All forms of life require deoxyribonucleic acid, or DNA, to function. DNA is a long chain of molecules that contains the information necessary to build proteins. Every living cell contains DNA, but different forms of life store that DNA in different places within the cell. Multicellular organisms store DNA in regions called the nucleus and mitochondria, while single-celled forms of life store DNA in a region called the nucleoid.
Each chain of DNA would be several meters long if it weren't efficiently packaged. In multicellular organisms, called eukaryotes, these packages of coiled DNA are called chromosomes and are the most basic organizational structure for storing DNA. Chromosomes are produced when DNA comes in contact with proteins called histones that cause the DNA molecules to wind into tightly packed coils. These coiled structures allow the DNA to be efficiently stored in the small spaces available within living cells.

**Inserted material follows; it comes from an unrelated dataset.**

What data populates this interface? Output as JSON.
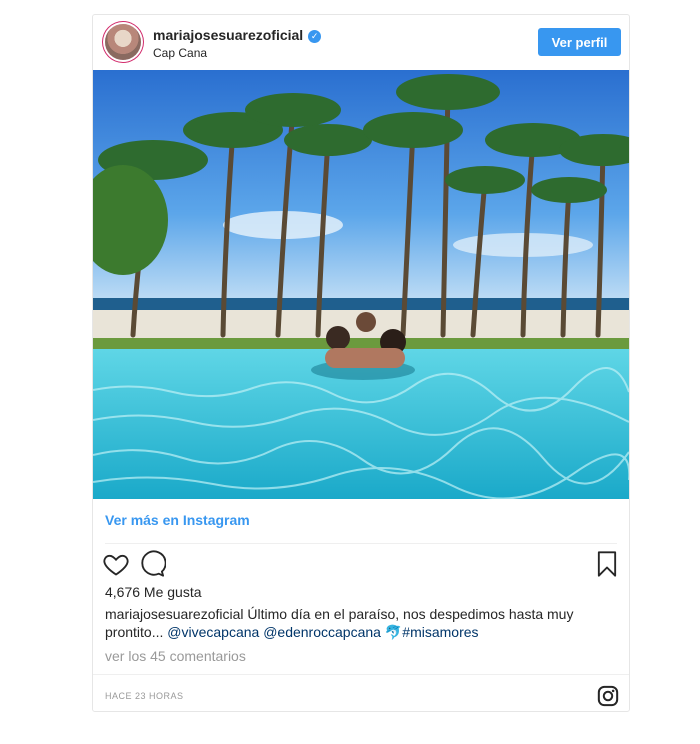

Chromosomes are separated from the rest of the cell in eukaryotes by a porous membrane. That membrane creates an enclosed region called the nucleus. This nucleus protects the chromosomes stored inside and regulates which molecules are allowed in and out of the nucleus. This allows a cell to regulate what proteins the DNA activates and which proteins it should stop making, simply by controlling what molecules pass through the membrane. Most of an organism's DNA is stored in chromosomes inside the nucleus.
Mitochondria are structures inside of a cell where chemical energy is generated from food. A small amount of DNA in eukaryotes, called mitochondrial DNA or mtDNA, is housed in the mitochondria.
Prokaryotes are single-celled organisms that lack a nucleus. In prokaryotes, DNA is wound into circular structures and kept in a structure called the nucleoid. The nucleoid sits among all of the other contents of the cell without any membrane keeping it separate. The nucleoid also contains RNA that helps the DNA to produce other proteins. The circular DNA packages in single-celled organisms are not called chromosomes, but instead are called genophores because the DNA winds in a different pattern.